MULLEN: When she goes to a site, she doesn't always know how much time she'll have. It all depends on where and how aggressive the fire is. Hamilton says they look for clues on the surface of the ground, things like mounds, certain types of vegetation or a suspicious depression. These can indicate something important underground.

HAMILTON: No prehistoric sites are ever going to be made again, and we certainly don't know everything that we could know about those time periods - same with, say, turn-of-the-century mining camps or a logging railroad from the 1920s. That stuff's just not going to be made again.

MULLEN: If she thinks they're standing on a potential site, that area can become a priority for firefighters. She has a lot of the same gear they do. Some of the things seem pretty straightforward - water, surveys, a shovel, GPS. Then it gets a bit more serious - fire-resistant clothing and very specific footwear.
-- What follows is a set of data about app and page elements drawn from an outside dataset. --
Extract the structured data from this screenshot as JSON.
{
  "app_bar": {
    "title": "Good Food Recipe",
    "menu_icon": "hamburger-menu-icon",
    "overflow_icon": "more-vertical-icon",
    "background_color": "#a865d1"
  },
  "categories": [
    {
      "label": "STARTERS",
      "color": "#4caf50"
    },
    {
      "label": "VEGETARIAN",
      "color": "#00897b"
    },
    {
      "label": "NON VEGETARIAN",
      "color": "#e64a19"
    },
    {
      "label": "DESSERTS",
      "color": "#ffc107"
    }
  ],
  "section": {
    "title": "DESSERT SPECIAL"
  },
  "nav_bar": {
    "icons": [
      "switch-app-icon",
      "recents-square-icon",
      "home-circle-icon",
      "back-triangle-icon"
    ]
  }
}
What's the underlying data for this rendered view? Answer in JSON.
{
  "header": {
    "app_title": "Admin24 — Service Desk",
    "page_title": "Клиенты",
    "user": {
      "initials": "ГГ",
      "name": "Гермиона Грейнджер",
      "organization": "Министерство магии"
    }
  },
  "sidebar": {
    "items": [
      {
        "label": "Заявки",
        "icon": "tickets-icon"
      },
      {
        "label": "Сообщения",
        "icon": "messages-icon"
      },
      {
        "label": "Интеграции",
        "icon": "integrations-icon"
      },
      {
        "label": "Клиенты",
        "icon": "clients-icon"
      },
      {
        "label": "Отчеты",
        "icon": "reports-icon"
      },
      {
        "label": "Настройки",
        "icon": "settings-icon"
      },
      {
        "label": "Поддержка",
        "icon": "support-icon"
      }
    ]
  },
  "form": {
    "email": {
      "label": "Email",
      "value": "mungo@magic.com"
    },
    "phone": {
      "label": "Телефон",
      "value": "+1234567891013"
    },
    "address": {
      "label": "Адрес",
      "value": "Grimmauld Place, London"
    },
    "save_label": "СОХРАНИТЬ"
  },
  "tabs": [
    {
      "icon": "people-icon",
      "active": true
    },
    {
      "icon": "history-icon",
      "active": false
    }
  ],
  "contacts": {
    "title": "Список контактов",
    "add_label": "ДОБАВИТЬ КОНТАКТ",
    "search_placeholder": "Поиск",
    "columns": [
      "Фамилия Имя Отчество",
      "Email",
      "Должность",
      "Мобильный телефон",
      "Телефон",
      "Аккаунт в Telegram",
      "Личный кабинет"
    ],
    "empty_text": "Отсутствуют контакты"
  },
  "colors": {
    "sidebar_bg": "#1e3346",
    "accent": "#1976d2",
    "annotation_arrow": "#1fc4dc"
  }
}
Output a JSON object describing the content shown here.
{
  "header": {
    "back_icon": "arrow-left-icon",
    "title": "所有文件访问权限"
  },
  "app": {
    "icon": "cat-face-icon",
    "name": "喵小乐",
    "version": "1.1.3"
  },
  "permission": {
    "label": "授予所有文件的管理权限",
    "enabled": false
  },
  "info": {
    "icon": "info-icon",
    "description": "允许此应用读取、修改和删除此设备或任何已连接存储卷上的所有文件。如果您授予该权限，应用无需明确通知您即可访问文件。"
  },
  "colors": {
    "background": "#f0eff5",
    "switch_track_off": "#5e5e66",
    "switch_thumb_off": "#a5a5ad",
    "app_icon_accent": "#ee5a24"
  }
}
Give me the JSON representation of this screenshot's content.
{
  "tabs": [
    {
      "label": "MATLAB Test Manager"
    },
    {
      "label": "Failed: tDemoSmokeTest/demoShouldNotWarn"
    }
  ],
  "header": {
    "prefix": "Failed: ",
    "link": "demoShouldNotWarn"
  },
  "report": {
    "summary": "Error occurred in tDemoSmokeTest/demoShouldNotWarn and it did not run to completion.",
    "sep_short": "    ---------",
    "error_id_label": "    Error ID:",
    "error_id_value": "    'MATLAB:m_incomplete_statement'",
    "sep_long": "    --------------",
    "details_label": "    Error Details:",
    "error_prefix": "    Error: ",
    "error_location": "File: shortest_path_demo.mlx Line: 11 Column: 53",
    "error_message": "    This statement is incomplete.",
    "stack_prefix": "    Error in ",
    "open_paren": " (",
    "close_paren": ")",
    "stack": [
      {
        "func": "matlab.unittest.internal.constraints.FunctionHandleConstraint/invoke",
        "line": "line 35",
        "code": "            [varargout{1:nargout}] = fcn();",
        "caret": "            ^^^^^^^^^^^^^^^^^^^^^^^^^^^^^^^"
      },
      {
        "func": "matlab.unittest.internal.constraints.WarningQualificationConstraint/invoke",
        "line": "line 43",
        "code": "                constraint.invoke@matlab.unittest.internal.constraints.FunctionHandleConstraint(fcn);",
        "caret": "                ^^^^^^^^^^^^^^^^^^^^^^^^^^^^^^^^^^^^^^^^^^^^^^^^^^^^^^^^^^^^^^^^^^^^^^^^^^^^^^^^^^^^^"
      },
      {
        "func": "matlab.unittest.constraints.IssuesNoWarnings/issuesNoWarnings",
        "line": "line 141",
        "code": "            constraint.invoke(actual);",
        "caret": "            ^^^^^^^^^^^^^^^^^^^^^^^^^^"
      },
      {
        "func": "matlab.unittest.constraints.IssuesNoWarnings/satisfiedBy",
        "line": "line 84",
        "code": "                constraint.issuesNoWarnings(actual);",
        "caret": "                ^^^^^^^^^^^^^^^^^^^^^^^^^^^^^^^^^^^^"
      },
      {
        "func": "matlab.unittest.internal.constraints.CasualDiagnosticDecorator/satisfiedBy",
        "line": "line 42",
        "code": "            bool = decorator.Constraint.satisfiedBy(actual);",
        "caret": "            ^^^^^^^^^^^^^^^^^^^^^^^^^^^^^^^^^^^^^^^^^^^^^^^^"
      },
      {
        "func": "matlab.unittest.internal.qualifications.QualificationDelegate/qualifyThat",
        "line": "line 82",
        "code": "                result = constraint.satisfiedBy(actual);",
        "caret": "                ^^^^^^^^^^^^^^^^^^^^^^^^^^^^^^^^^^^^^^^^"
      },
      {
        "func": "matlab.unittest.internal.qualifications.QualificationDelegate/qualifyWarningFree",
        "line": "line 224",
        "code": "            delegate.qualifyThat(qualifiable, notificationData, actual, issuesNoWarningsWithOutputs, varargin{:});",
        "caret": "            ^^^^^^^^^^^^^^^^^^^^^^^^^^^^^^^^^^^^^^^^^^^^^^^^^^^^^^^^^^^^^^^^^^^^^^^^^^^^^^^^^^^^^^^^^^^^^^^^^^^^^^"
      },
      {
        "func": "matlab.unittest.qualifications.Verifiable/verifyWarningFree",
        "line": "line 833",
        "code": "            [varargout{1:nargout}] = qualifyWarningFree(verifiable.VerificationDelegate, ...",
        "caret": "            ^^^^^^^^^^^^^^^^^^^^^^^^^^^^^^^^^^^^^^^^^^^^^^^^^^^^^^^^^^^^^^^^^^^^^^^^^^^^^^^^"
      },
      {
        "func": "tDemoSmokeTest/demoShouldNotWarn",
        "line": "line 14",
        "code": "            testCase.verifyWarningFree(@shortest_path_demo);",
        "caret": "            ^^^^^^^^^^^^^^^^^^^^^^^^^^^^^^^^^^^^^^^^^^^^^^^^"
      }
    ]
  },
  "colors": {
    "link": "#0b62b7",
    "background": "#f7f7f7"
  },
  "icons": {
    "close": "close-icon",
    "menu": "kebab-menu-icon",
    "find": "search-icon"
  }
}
HAMILTON: We have to wear shoes that have the right soles so they won't burn up and melt out there.

MULLEN: And if that doesn't sound scary enough...

HAMILTON: One of the things that's absolutely required of everyone on the fire line is a fire shelter and - just in case you get in a bad situation and you can't get out.

MULLEN: But she doesn't always have to leave her desk. When fire strikes, she says she'll get a call from a fire manager.

HAMILTON: I need to know what cultural resources are in this area 'cause this is where the fire is headed.

MULLEN: Hamilton can use a geographic information system, or GIS, to look at detailed maps of the area and get a better idea of what they're dealing with.

HAMILTON: Where are the known sites? What kind of sites are they?

MULLEN: It could be anything from early indigenous settlements to evidence of pioneers who migrated to the West on the Oregon Trail.

HAMILTON: Those kinds of sites would be like a cabin, anything with organic components like wood or bone, that sort of thing. We have a lot of historic sites that are combustible.

MULLEN: If she can answer those questions using GIS, Hamilton stays put. In the end, wildfires aren't always a bad thing for archaeology. Hamilton says sometimes instead of destroying artifacts, fire reveals them.

HAMILTON: There's tons of things out there. People lived all over the place, but you might have, you know, a foot of pine duff, and you can't see what's under that until a fire goes through and burns it up.

MULLEN: Hamilton says she's itching to get back out there. Next week she'll head out to either California or Oregon. For NPR News, I'm Maggie Mullen in Laramie.

KELLY: And that story comes to us from the Mountain West News Bureau. Transcript provided by NPR, Copyright NPR.

Maggie Mullen